Reporter Joe Eskenazi takes a look at the state of investigative journalism in a cost-cutting, downsizing industry. A three-part series of blogs on the SF Weekly’s The Snitch:

While “getting more from less” is a favorite refrain in newsrooms—especially amidst cutbacks—it’s a patently ridiculous notion. You don’t get more from less. You get less from less. And that, in a nutshell is the future of investigative journalism: Less. We’ll have fewer reporters writing fewer stories on fewer subjects while authorized to spend less time and less money.

Today: A glance at the present and future of this fine mess we’re in. Tuesday: Know your “enemy”: The Internet. Wednesday: So, who’s going to pay for all this?

Carrie Ching

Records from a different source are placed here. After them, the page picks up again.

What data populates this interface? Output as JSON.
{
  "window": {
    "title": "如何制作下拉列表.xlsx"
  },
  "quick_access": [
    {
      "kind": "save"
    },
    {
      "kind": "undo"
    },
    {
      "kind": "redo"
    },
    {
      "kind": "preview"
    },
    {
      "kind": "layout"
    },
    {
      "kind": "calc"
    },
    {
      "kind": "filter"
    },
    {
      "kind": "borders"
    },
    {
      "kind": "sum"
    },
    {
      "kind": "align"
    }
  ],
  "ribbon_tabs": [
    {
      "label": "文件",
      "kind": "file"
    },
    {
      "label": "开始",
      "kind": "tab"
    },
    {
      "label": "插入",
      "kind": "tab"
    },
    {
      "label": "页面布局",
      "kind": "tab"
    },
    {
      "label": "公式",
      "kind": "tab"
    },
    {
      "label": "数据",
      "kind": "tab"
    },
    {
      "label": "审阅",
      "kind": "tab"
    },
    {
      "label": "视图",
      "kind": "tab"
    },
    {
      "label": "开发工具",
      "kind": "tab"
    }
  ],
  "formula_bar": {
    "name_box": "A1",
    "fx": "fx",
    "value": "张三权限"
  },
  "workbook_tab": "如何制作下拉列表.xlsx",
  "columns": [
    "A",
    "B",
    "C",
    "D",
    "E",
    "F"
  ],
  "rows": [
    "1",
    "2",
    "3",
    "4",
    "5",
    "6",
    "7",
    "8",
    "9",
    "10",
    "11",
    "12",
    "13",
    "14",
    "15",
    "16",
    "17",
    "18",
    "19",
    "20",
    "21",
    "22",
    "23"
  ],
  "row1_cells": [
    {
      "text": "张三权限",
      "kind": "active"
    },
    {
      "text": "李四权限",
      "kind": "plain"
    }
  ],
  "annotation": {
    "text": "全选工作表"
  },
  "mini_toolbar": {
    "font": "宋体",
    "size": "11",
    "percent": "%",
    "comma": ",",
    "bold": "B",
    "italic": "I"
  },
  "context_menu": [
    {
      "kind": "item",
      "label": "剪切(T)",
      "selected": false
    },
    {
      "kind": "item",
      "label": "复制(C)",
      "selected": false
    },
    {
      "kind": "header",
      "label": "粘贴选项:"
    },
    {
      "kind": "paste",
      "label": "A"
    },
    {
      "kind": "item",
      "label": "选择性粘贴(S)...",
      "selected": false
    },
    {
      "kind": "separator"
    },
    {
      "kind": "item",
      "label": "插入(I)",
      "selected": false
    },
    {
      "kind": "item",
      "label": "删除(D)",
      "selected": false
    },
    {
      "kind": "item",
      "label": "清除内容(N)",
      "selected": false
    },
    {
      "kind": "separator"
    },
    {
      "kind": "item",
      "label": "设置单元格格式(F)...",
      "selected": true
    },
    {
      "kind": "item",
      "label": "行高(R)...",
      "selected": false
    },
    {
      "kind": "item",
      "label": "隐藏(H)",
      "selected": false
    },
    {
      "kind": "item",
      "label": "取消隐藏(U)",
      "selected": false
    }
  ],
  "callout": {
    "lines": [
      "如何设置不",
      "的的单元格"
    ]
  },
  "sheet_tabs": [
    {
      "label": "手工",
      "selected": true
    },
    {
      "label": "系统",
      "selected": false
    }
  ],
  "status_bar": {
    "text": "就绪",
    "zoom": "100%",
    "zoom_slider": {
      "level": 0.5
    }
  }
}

Carrie Ching is an award-winning, independent multimedia journalist and producer based in the San Francisco Bay Area. For six years, she led digital storytelling projects at the Center for Investigative Reporting as senior multimedia producer. Her multimedia reports have been featured by NPR.org, The Huffington Post, Rolling Stone, Grist, Time.com, Fast Company, the Los Angeles Times, The Washington Post, KQED, PBS NewsHour, Salon.com, Mother Jones, Public Radio International, Poynter, Columbia Journalism Review and many other publications. Her specialty is crafting digital narratives and exploring ways to use video, audio, photography, animation and interactive graphics to push the boundaries of storytelling on the Web, tablets and mobile. Her work has been honored with awards from the Society of Professional Journalists, Investigative Reporters and Editors, Best of the West, the Online News Association, Scripps Howard, The Gracies, and was part of the entry in a Pulitzer-finalist project. Prior to her time at CIR she was a magazine and book editor, video journalist, newspaper reporter and TV comedy scriptwriter. She was on the 2010 Eddie Adams Workshop faculty as a multimedia producer working with MediaStorm to teach digital storytelling techniques to photojournalists. She completed a master’s degree in journalism at UC Berkeley in 2005.